What the task requires »
The records sit below. Return every line in them that holds the word "JSON".
^^^^^^^^
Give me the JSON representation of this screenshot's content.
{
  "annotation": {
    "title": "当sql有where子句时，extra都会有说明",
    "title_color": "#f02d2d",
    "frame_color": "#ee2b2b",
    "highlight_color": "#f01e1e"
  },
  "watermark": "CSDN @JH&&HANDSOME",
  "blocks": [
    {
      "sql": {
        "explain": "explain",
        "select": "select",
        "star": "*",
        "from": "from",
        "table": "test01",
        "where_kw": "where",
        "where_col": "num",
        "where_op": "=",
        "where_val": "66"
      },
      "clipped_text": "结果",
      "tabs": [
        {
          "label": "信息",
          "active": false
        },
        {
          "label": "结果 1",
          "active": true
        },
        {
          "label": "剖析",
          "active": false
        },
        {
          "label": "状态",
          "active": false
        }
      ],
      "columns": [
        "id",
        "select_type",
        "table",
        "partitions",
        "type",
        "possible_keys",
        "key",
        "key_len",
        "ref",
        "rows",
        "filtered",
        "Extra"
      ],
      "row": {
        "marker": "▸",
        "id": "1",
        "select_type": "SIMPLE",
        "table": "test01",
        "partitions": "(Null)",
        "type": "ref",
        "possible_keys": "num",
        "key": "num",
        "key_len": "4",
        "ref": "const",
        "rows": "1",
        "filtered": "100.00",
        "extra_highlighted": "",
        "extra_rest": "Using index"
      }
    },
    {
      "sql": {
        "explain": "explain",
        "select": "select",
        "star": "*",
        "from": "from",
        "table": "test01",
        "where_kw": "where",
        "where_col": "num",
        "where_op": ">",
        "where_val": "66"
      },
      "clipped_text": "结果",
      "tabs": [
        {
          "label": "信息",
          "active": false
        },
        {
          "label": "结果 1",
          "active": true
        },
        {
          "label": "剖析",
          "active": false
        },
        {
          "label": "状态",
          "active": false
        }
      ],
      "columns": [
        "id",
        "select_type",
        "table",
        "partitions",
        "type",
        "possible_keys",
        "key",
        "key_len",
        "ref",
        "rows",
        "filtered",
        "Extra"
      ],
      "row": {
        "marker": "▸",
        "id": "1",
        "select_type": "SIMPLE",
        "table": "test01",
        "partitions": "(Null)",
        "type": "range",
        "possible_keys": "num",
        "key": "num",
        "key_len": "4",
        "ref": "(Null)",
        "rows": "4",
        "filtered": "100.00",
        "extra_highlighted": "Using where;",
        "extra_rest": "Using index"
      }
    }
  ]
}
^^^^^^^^
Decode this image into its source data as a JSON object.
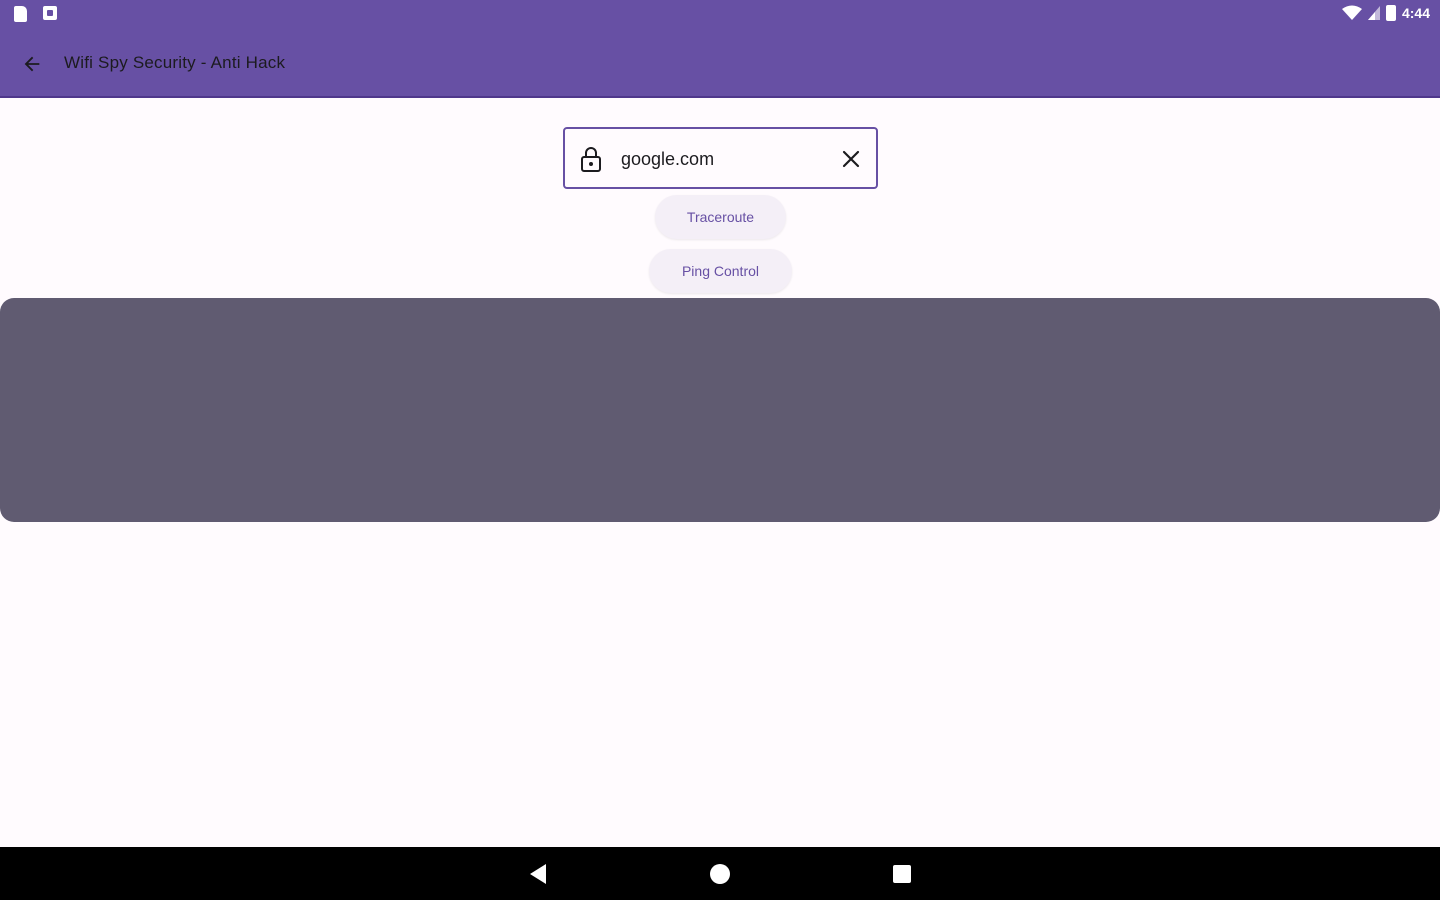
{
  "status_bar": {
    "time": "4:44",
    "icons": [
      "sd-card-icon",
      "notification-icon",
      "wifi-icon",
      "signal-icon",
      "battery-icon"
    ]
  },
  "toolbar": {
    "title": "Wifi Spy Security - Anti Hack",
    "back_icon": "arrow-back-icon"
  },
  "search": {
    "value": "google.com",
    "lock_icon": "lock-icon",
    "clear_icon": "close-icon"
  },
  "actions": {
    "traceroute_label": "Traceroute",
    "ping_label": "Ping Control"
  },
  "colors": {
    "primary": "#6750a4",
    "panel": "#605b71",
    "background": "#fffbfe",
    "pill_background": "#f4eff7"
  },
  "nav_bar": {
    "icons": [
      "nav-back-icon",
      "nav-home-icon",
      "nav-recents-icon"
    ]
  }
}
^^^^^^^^
Solution to the exercise »
Give me the JSON representation of this screenshot's content.
Decode this image into its source data as a JSON object.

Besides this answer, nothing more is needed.